Pope Francis has condemned the "idolatry of big businesses" and the global economy for high levels of unemployment, but offered hope to people struggling to find jobs during a recent trip to one of Italy's poorest regions.
"It's easy to say 'don't lose hope,''' the leader of the Roman Catholic Church told close to 20,000 employed and unemployed workers in Sardinia's capital in Cagliari, Vatican Radio reported. "But to all of you who have work, and to those who don't, let me tell you: Don't let yourselves be robbed of hope.''
Mainstream media has misinterpreted Pope Francis' recent remarks on abortion and homosexual behavior to mean the Catholic Church is changing its stance on the issues, say experts on Roman Catholicism.
In response to a recently published in-depth interview the Jesuit Pontiff gave, several new organizations may have missed the main points of his remarks, Michael J. Sheeran, S.J., president of the Association of Jesuit Colleges and Universities, told The Christian Post.
"Some mass media articles make it sound as if Pope Francis is saying abortion, homosexual behavior, etc. are okay. When they make that sort of claim, they really miss Francis' point," said Sheeran. "Before anything else, the Church, and every Christian, must take as their model the loving, forgiving, Jesus. We must preach the love of Christ in season and out. That's the Good News." more >>
Pope Francis stated in his most in-depth interview thus far on the Roman Catholic Church, published Thursday, that he affirms the social views of the Church, including on homosexuality and abortion, but believes that other issues should also gain focus.
Francis told interviewer, the Rev. Antonio Spadaro, editor of La Civilta Cattolica, that he did not believe the Church should only focus and speak on hot-button issues. "We cannot insist only on issues related to abortion, gay marriage and the use of contraceptive methods. This is not possible," said the Pontiff in the recently published interview.
"I have not spoken much about these things, and I was reprimanded for that. But when we speak about these issues, we have to talk about them in a context." more >>
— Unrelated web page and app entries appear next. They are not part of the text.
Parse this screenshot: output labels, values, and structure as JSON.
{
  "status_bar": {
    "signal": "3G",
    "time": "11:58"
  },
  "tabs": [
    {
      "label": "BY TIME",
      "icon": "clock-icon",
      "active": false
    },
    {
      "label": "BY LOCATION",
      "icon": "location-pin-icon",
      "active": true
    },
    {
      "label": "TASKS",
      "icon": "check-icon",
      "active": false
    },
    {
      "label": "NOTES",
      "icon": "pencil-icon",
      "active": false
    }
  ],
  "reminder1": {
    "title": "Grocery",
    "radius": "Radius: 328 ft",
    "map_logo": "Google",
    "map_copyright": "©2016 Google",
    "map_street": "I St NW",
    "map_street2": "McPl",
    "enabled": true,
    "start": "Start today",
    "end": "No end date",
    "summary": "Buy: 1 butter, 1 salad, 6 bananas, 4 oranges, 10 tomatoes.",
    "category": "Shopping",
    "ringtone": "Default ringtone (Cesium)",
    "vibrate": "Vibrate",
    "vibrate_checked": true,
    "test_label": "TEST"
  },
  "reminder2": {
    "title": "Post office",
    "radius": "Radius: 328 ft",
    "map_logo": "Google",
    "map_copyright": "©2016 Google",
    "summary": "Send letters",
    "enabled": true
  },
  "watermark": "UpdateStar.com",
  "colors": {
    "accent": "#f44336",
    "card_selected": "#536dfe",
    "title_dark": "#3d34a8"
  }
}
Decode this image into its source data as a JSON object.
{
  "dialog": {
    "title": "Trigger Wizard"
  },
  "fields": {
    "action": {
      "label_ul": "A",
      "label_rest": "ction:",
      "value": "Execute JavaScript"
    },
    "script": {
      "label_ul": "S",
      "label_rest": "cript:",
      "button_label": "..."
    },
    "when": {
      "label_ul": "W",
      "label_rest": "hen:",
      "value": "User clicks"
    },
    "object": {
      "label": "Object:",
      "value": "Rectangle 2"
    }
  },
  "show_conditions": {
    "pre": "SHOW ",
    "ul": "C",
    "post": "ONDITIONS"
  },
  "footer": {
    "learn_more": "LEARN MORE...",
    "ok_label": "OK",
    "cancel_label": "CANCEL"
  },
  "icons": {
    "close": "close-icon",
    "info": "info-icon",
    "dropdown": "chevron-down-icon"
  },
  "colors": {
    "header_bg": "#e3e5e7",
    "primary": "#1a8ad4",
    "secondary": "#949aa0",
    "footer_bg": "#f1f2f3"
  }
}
Pope Francis has been in the spotlight this week after replying to an agnostic's questions, addressing whether God could forgive a non-believer.
The response was sparked by a question from a prominent Italian agnostic, and has led some media outlets to report that the pope was suggesting non-believers could be forgiven – even to the extent of salvation – without coming to faith.
The letter, written as a response to editorials from July and August by Eugenio Scalfari, an agnostic and the founder of the Italian newspaper, La Repubblica, addressed a question he posed about God forgiving people who do not believe in him or seek any type of faith. more >>
The pope has continued to surprise many with his show of humility, and after urging Church leaders to give up driving extravagant vehicles to instead donate the money to the poor, he has repeated led by example.
Pope Francis has given up the use of the famous "Popemobile," which was a Mercedes-Benz, and now it seems his latest ride will be a 30-year-old Renault 4 with 186,000 miles on the clock.
"I think the pope will drive it a bit himself inside the Vatican," the Holy See's deputy spokesman, Father Ciro Benedettini, said on Thursday. more >>
The Vatican's Secretary of State, the second in command behind Pope Francis, said in recent comments that the Catholic Church's tradition of requiring priests to remain celibate is a discipline, not a dogma, and therefore it has the possibility of being revised in the future. The Vatican official was quick to clarify, however, that the Church's long-held practice of priest celibacy was still a strongly-held Church value.
"Celibacy is not an institution but look, it is also true that you can discuss [it] because as you say this is not a dogma, a dogma of the church," Archbishop Pietro Parolin, the Vatican's Secretary of State, told the Venezuelan newspaper El Universal. Parolin added that changing Church tradition does take a lot of thought.
"We cannot simply say that it is part of the past," the archbishop continued. "It is a great challenge for the pope, because he is the one with the ministry of unity and all of those decisions must be made thinking about the unity of the church and not about its division. Therefore we can talk, reflect on these subjects that are not definite, and we can think about some modifications, but always with the consideration of unity, and all according to the will of God. It is not about what I would like but what God wants for His church." more >>